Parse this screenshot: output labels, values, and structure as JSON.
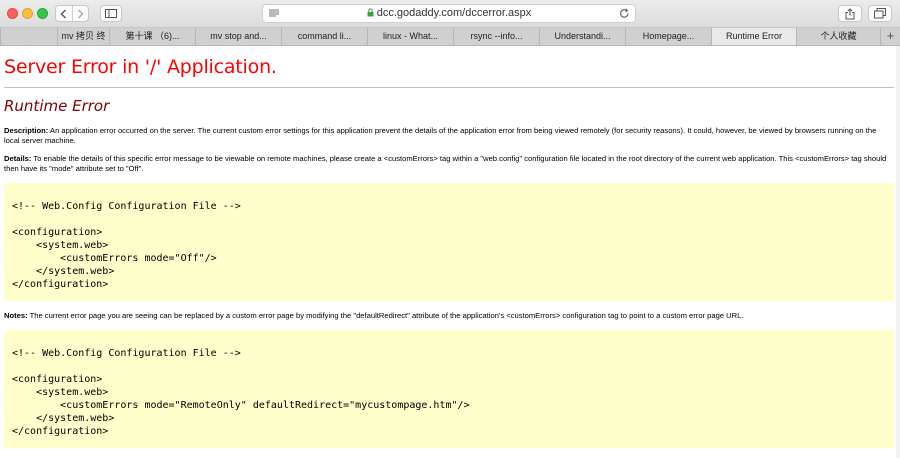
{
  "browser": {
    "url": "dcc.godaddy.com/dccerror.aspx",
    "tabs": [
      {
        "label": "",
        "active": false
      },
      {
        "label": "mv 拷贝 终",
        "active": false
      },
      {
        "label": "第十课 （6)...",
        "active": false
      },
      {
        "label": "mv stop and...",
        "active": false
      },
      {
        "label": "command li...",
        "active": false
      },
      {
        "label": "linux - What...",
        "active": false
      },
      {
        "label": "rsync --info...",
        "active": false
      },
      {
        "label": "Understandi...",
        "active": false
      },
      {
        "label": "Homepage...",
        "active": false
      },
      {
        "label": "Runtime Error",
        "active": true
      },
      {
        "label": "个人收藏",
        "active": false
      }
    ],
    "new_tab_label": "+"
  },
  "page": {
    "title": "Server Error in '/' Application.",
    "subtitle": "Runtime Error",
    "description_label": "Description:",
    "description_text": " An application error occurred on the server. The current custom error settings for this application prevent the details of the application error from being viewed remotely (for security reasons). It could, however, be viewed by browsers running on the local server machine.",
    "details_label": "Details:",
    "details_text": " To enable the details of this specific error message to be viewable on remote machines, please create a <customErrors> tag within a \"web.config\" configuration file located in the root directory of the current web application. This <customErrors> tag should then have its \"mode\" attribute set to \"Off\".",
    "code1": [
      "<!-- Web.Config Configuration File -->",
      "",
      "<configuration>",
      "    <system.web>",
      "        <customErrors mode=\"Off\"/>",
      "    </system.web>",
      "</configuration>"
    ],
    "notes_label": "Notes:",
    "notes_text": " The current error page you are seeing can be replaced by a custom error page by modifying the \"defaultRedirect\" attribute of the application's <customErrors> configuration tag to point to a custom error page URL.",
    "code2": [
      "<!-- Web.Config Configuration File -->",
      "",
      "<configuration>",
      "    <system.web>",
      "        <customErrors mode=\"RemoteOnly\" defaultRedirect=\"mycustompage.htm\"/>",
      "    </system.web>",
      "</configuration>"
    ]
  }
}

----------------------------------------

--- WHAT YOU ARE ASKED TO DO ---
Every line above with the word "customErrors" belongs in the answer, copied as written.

--- EXERCISE RESULT ---
    "details_text": " To enable the details of this specific error message to be viewable on remote machines, please create a <customErrors> tag within a \"web.config\" configuration file located in the root directory of the current web application. This <customErrors> tag should then have its \"mode\" attribute set to \"Off\".",
      "        <customErrors mode=\"Off\"/>",
    "notes_text": " The current error page you are seeing can be replaced by a custom error page by modifying the \"defaultRedirect\" attribute of the application's <customErrors> configuration tag to point to a custom error page URL.",
      "        <customErrors mode=\"RemoteOnly\" defaultRedirect=\"mycustompage.htm\"/>",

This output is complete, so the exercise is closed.